Task requirements:
From the listing below, copy every line with the word "Build".

# # #

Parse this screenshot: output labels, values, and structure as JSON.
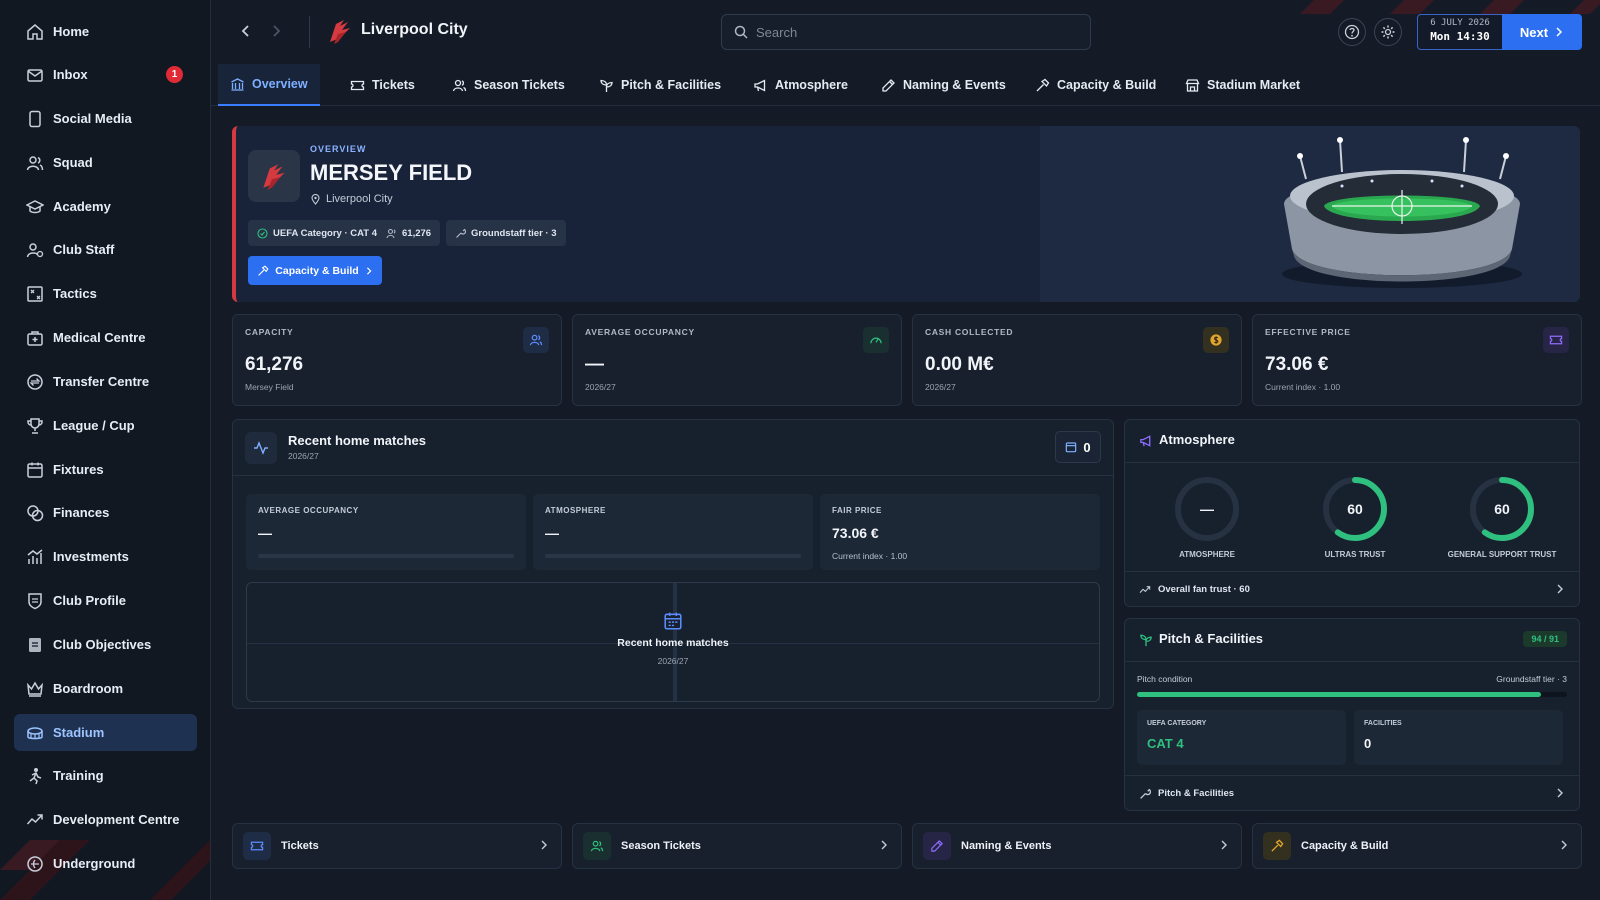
{
  "sidebar": {
    "items": [
      {
        "label": "Home",
        "icon": "home-icon"
      },
      {
        "label": "Inbox",
        "icon": "mail-icon",
        "badge": "1"
      },
      {
        "label": "Social Media",
        "icon": "phone-icon"
      },
      {
        "label": "Squad",
        "icon": "users-icon"
      },
      {
        "label": "Academy",
        "icon": "graduation-cap-icon"
      },
      {
        "label": "Club Staff",
        "icon": "staff-icon"
      },
      {
        "label": "Tactics",
        "icon": "tactics-board-icon"
      },
      {
        "label": "Medical Centre",
        "icon": "medical-icon"
      },
      {
        "label": "Transfer Centre",
        "icon": "transfer-icon"
      },
      {
        "label": "League / Cup",
        "icon": "trophy-icon"
      },
      {
        "label": "Fixtures",
        "icon": "calendar-icon"
      },
      {
        "label": "Finances",
        "icon": "coins-icon"
      },
      {
        "label": "Investments",
        "icon": "chart-icon"
      },
      {
        "label": "Club Profile",
        "icon": "club-profile-icon"
      },
      {
        "label": "Club Objectives",
        "icon": "objectives-icon"
      },
      {
        "label": "Boardroom",
        "icon": "crown-icon"
      },
      {
        "label": "Stadium",
        "icon": "stadium-icon",
        "active": true
      },
      {
        "label": "Training",
        "icon": "training-icon"
      },
      {
        "label": "Development Centre",
        "icon": "trend-up-icon"
      },
      {
        "label": "Underground",
        "icon": "underground-icon"
      }
    ]
  },
  "header": {
    "club_name": "Liverpool City",
    "search_placeholder": "Search",
    "date_line": "6 JULY 2026",
    "time_line": "Mon 14:30",
    "next_label": "Next"
  },
  "tabs": [
    {
      "label": "Overview",
      "active": true
    },
    {
      "label": "Tickets"
    },
    {
      "label": "Season Tickets"
    },
    {
      "label": "Pitch & Facilities"
    },
    {
      "label": "Atmosphere"
    },
    {
      "label": "Naming & Events"
    },
    {
      "label": "Capacity & Build"
    },
    {
      "label": "Stadium Market"
    }
  ],
  "hero": {
    "eyebrow": "OVERVIEW",
    "title": "MERSEY FIELD",
    "location": "Liverpool City",
    "pills": [
      "UEFA Category · CAT 4",
      "61,276",
      "Groundstaff tier · 3"
    ],
    "button_label": "Capacity & Build"
  },
  "kpis": [
    {
      "label": "CAPACITY",
      "value": "61,276",
      "sub": "Mersey Field",
      "icon": "users-icon",
      "accent": "#5b8cff"
    },
    {
      "label": "AVERAGE OCCUPANCY",
      "value": "—",
      "sub": "2026/27",
      "icon": "gauge-icon",
      "accent": "#2fbf7f"
    },
    {
      "label": "CASH COLLECTED",
      "value": "0.00 M€",
      "sub": "2026/27",
      "icon": "coin-icon",
      "accent": "#e0a52c"
    },
    {
      "label": "EFFECTIVE PRICE",
      "value": "73.06 €",
      "sub": "Current index · 1.00",
      "icon": "ticket-icon",
      "accent": "#8f6cff"
    }
  ],
  "recent_matches": {
    "title": "Recent home matches",
    "season": "2026/27",
    "count": "0",
    "cards": [
      {
        "label": "AVERAGE OCCUPANCY",
        "value": "—"
      },
      {
        "label": "ATMOSPHERE",
        "value": "—"
      },
      {
        "label": "FAIR PRICE",
        "value": "73.06 €",
        "sub": "Current index · 1.00"
      }
    ],
    "empty_title": "Recent home matches",
    "empty_sub": "2026/27"
  },
  "atmosphere": {
    "title": "Atmosphere",
    "gauges": [
      {
        "label": "ATMOSPHERE",
        "value": "—",
        "level": 0
      },
      {
        "label": "ULTRAS TRUST",
        "value": "60",
        "level": 0.6
      },
      {
        "label": "GENERAL SUPPORT TRUST",
        "value": "60",
        "level": 0.6
      }
    ],
    "footer": "Overall fan trust · 60"
  },
  "pitch": {
    "title": "Pitch & Facilities",
    "score": "94 / 91",
    "condition_label": "Pitch condition",
    "groundstaff_label": "Groundstaff tier · 3",
    "condition_level": 0.94,
    "uefa_label": "UEFA CATEGORY",
    "uefa_value": "CAT 4",
    "facilities_label": "FACILITIES",
    "facilities_value": "0",
    "footer": "Pitch & Facilities"
  },
  "bottom_links": [
    {
      "label": "Tickets",
      "icon": "ticket-icon",
      "accent": "#5b8cff"
    },
    {
      "label": "Season Tickets",
      "icon": "users-icon",
      "accent": "#2fbf7f"
    },
    {
      "label": "Naming & Events",
      "icon": "pen-icon",
      "accent": "#8f6cff"
    },
    {
      "label": "Capacity & Build",
      "icon": "hammer-icon",
      "accent": "#e0a52c"
    }
  ],
  "colors": {
    "accent_blue": "#2c6ff0",
    "success_green": "#2fbf7f",
    "club_red": "#d43a3f"
  }
}
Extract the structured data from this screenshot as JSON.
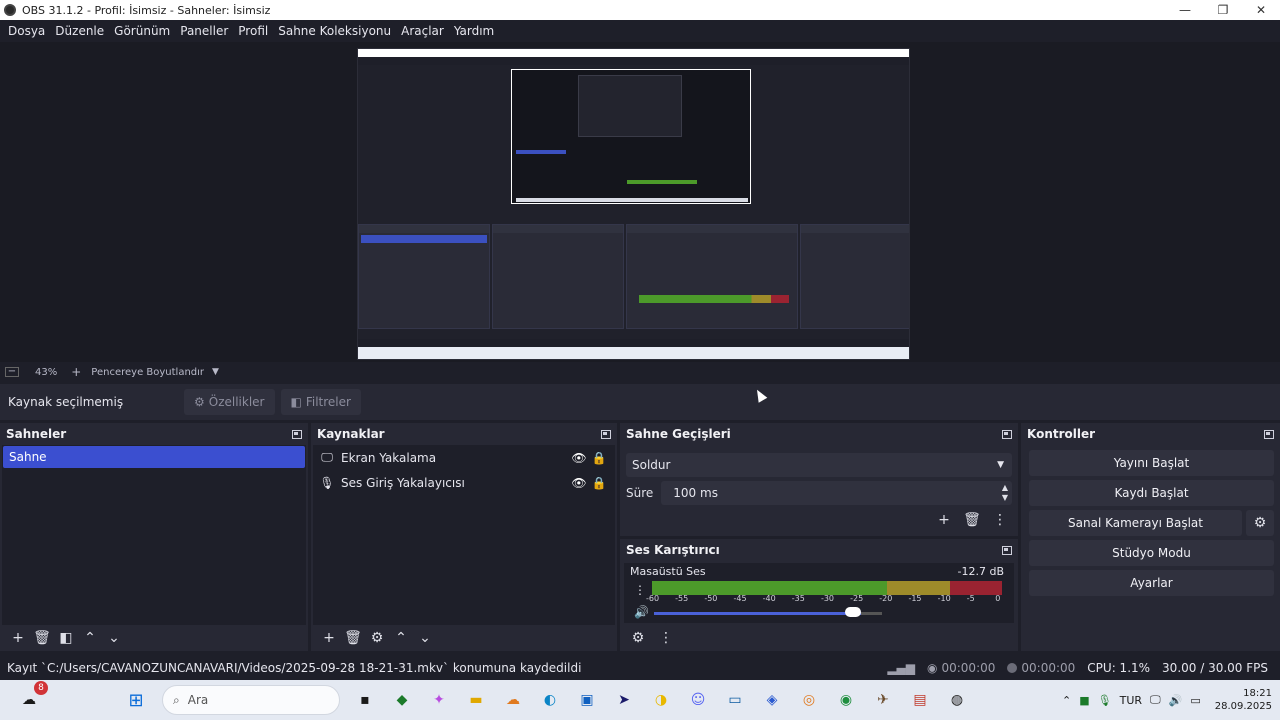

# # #

Written solution:
      "label": "Capacity & Build"
    "button_label": "Capacity & Build"
      "label": "Capacity & Build",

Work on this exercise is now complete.